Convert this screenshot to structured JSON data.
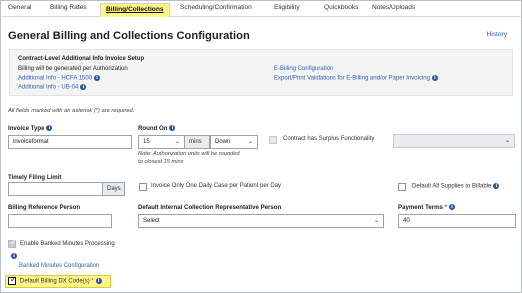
{
  "tabs": [
    {
      "label": "General"
    },
    {
      "label": "Billing Rates"
    },
    {
      "label": "Billing/Collections"
    },
    {
      "label": "Scheduling/Confirmation"
    },
    {
      "label": "Eligibility"
    },
    {
      "label": "Quickbooks"
    },
    {
      "label": "Notes/Uploads"
    }
  ],
  "page": {
    "title": "General Billing and Collections Configuration",
    "history": "History"
  },
  "setup": {
    "title": "Contract-Level Additional Info Invoice Setup",
    "status": "Billing will be generated per Authorization",
    "link_hcfa": "Additional Info - HCFA 1500",
    "link_ub": "Additional Info - UB-04",
    "link_ebilling": "E-Billing Configuration",
    "link_export": "Export/Print Validations for E-Billing and/or Paper Invoicing"
  },
  "required_note": {
    "prefix": "All fields marked with an asterisk (",
    "asterisk": "*",
    "suffix": ") are required."
  },
  "invoice_type": {
    "label": "Invoice Type",
    "value": "invoiceformat"
  },
  "round_on": {
    "label": "Round On",
    "value": "15",
    "unit": "mins",
    "direction": "Down",
    "note_line1": "Note: Authorization units will be rounded",
    "note_line2": "to closest 15 mins"
  },
  "surplus": {
    "label": "Contract has Surplus Functionality"
  },
  "timely_filing": {
    "label": "Timely Filing Limit",
    "value": "",
    "unit": "Days"
  },
  "one_daily_case": {
    "label": "Invoice Only One Daily Case per Patient per Day"
  },
  "supplies_billable": {
    "label": "Default All Supplies to Billable"
  },
  "billing_ref": {
    "label": "Billing Reference Person",
    "value": ""
  },
  "collection_rep": {
    "label": "Default Internal Collection Representative Person",
    "value": "Select"
  },
  "payment_terms": {
    "label": "Payment Terms",
    "asterisk": "*",
    "value": "40"
  },
  "banked_minutes": {
    "label": "Enable Banked Minutes Processing",
    "link": "Banked Minutes Configuration"
  },
  "dx_codes": {
    "label": "Default Billing DX Code(s)",
    "asterisk": "*"
  },
  "icons": {
    "info": "info-circle-icon",
    "dropdown": "chevron-down-icon",
    "check": "checkmark-icon"
  },
  "colors": {
    "accent_highlight": "#fff685",
    "link": "#2f5fb0",
    "info_icon": "#2b50a6",
    "required": "#c0282d"
  }
}
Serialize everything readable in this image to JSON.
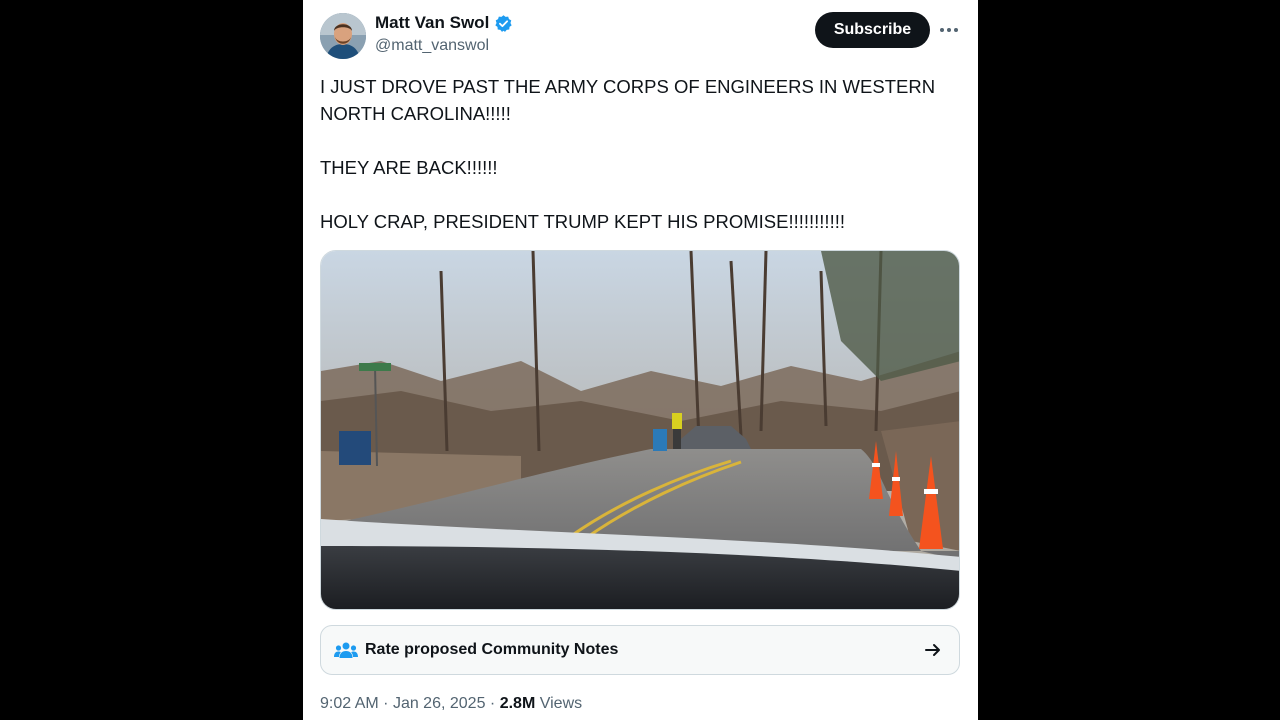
{
  "author": {
    "name": "Matt Van Swol",
    "handle": "@matt_vanswol",
    "verified": true
  },
  "actions": {
    "subscribe_label": "Subscribe",
    "more_icon": "more-horizontal-icon"
  },
  "tweet": {
    "lines": [
      "I JUST DROVE PAST THE ARMY CORPS OF ENGINEERS IN WESTERN NORTH CAROLINA!!!!!",
      "THEY ARE BACK!!!!!!",
      "HOLY CRAP, PRESIDENT TRUMP KEPT HIS PROMISE!!!!!!!!!!!"
    ]
  },
  "community_notes": {
    "label": "Rate proposed Community Notes",
    "icon": "people-icon",
    "arrow_icon": "arrow-right-icon"
  },
  "meta": {
    "time": "9:02 AM",
    "date": "Jan 26, 2025",
    "views_count": "2.8M",
    "views_label": "Views"
  },
  "colors": {
    "accent": "#1d9bf0",
    "text": "#0f1419",
    "muted": "#536471",
    "background": "#000000"
  }
}
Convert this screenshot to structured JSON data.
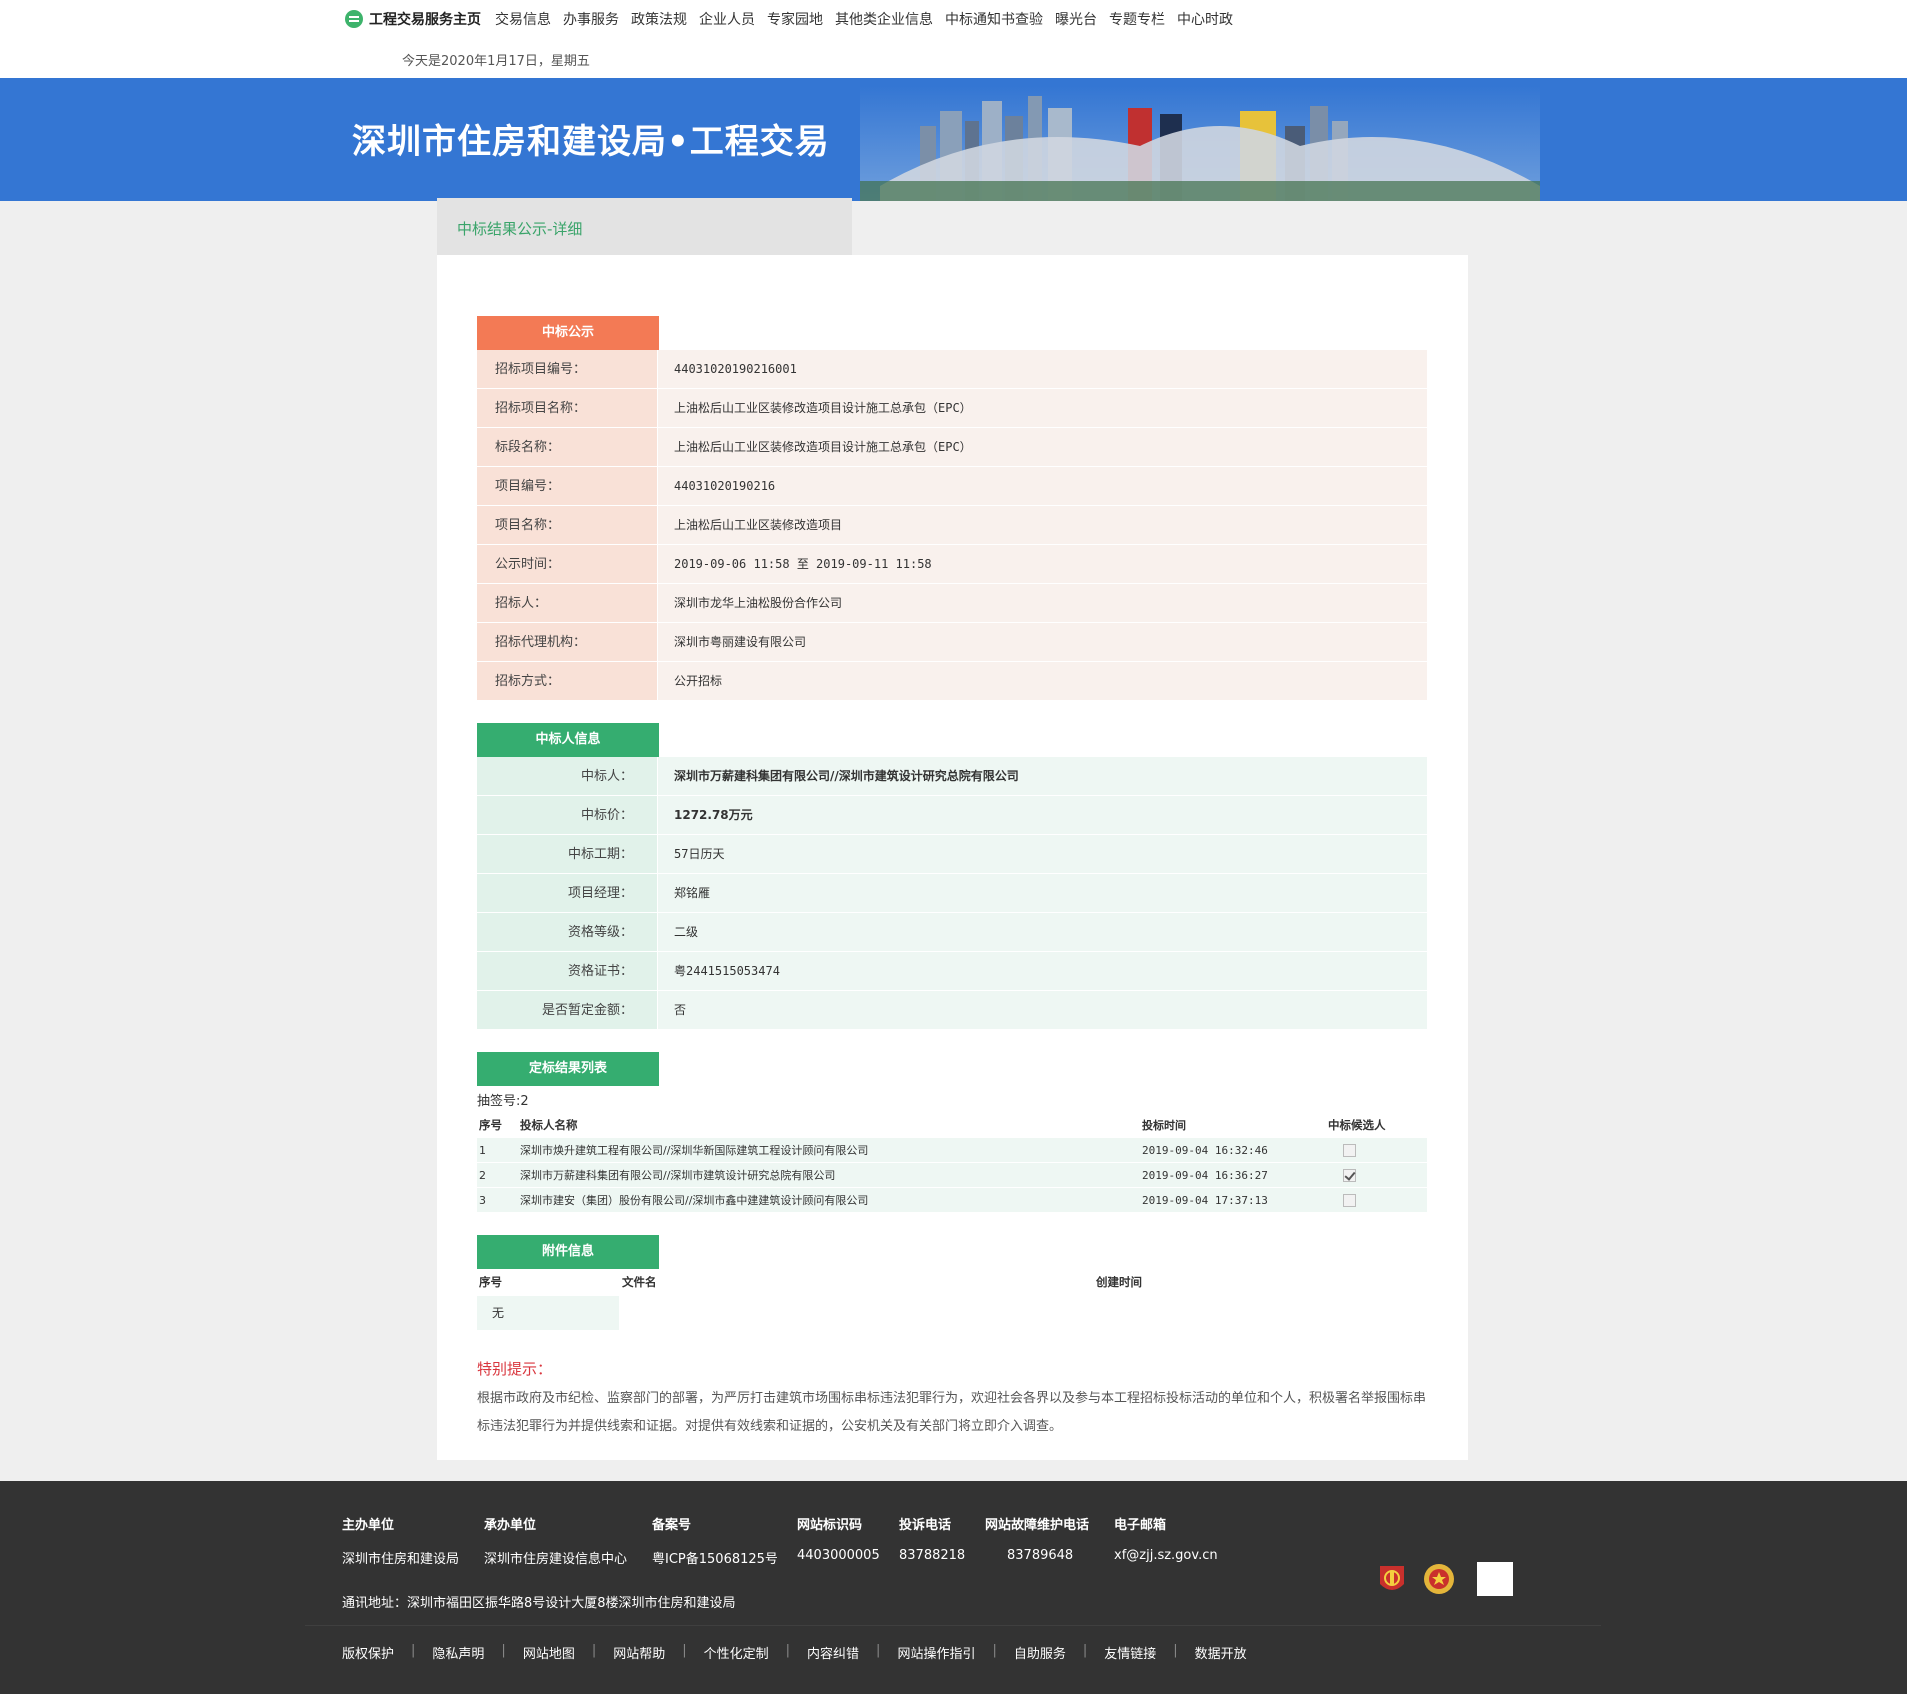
{
  "nav": {
    "home": "工程交易服务主页",
    "items": [
      "交易信息",
      "办事服务",
      "政策法规",
      "企业人员",
      "专家园地",
      "其他类企业信息",
      "中标通知书查验",
      "曝光台",
      "专题专栏",
      "中心时政"
    ]
  },
  "date_text": "今天是2020年1月17日，星期五",
  "banner": {
    "title": "深圳市住房和建设局•工程交易"
  },
  "tab": {
    "label": "中标结果公示-详细"
  },
  "section1": {
    "title": "中标公示",
    "rows": [
      {
        "k": "招标项目编号：",
        "v": "44031020190216001"
      },
      {
        "k": "招标项目名称：",
        "v": "上油松后山工业区装修改造项目设计施工总承包（EPC）"
      },
      {
        "k": "标段名称：",
        "v": "上油松后山工业区装修改造项目设计施工总承包（EPC）"
      },
      {
        "k": "项目编号：",
        "v": "44031020190216"
      },
      {
        "k": "项目名称：",
        "v": "上油松后山工业区装修改造项目"
      },
      {
        "k": "公示时间：",
        "v": "2019-09-06 11:58 至 2019-09-11 11:58"
      },
      {
        "k": "招标人：",
        "v": "深圳市龙华上油松股份合作公司"
      },
      {
        "k": "招标代理机构：",
        "v": "深圳市粤丽建设有限公司"
      },
      {
        "k": "招标方式：",
        "v": "公开招标"
      }
    ]
  },
  "section2": {
    "title": "中标人信息",
    "rows": [
      {
        "k": "中标人：",
        "v": "深圳市万薪建科集团有限公司//深圳市建筑设计研究总院有限公司"
      },
      {
        "k": "中标价：",
        "v": "1272.78万元"
      },
      {
        "k": "中标工期：",
        "v": "57日历天"
      },
      {
        "k": "项目经理：",
        "v": "郑铭雁"
      },
      {
        "k": "资格等级：",
        "v": "二级"
      },
      {
        "k": "资格证书：",
        "v": "粤2441515053474"
      },
      {
        "k": "是否暂定金额：",
        "v": "否"
      }
    ]
  },
  "section3": {
    "title": "定标结果列表",
    "draw": "抽签号:2",
    "headers": [
      "序号",
      "投标人名称",
      "投标时间",
      "中标候选人"
    ],
    "rows": [
      {
        "no": "1",
        "name": "深圳市焕升建筑工程有限公司//深圳华新国际建筑工程设计顾问有限公司",
        "time": "2019-09-04 16:32:46",
        "checked": false
      },
      {
        "no": "2",
        "name": "深圳市万薪建科集团有限公司//深圳市建筑设计研究总院有限公司",
        "time": "2019-09-04 16:36:27",
        "checked": true
      },
      {
        "no": "3",
        "name": "深圳市建安（集团）股份有限公司//深圳市鑫中建建筑设计顾问有限公司",
        "time": "2019-09-04 17:37:13",
        "checked": false
      }
    ]
  },
  "section4": {
    "title": "附件信息",
    "headers": [
      "序号",
      "文件名",
      "创建时间"
    ],
    "empty": "无"
  },
  "notice": {
    "title": "特别提示：",
    "text": "根据市政府及市纪检、监察部门的部署，为严厉打击建筑市场围标串标违法犯罪行为，欢迎社会各界以及参与本工程招标投标活动的单位和个人，积极署名举报围标串标违法犯罪行为并提供线索和证据。对提供有效线索和证据的，公安机关及有关部门将立即介入调查。"
  },
  "footer": {
    "cols": [
      {
        "h": "主办单位",
        "v": "深圳市住房和建设局"
      },
      {
        "h": "承办单位",
        "v": "深圳市住房建设信息中心"
      },
      {
        "h": "备案号",
        "v": "粤ICP备15068125号"
      },
      {
        "h": "网站标识码",
        "v": "4403000005"
      },
      {
        "h": "投诉电话",
        "v": "83788218"
      },
      {
        "h": "网站故障维护电话",
        "v": "83789648"
      },
      {
        "h": "电子邮箱",
        "v": "xf@zjj.sz.gov.cn"
      }
    ],
    "address": "通讯地址：深圳市福田区振华路8号设计大厦8楼深圳市住房和建设局",
    "links": [
      "版权保护",
      "隐私声明",
      "网站地图",
      "网站帮助",
      "个性化定制",
      "内容纠错",
      "网站操作指引",
      "自助服务",
      "友情链接",
      "数据开放"
    ]
  },
  "colors": {
    "banner": "#3476d3",
    "accent_green": "#35ad70",
    "accent_orange": "#f37a55",
    "notice_red": "#d9363e",
    "footer": "#333333"
  }
}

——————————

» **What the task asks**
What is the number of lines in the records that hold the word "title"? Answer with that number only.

» **Answer section**
8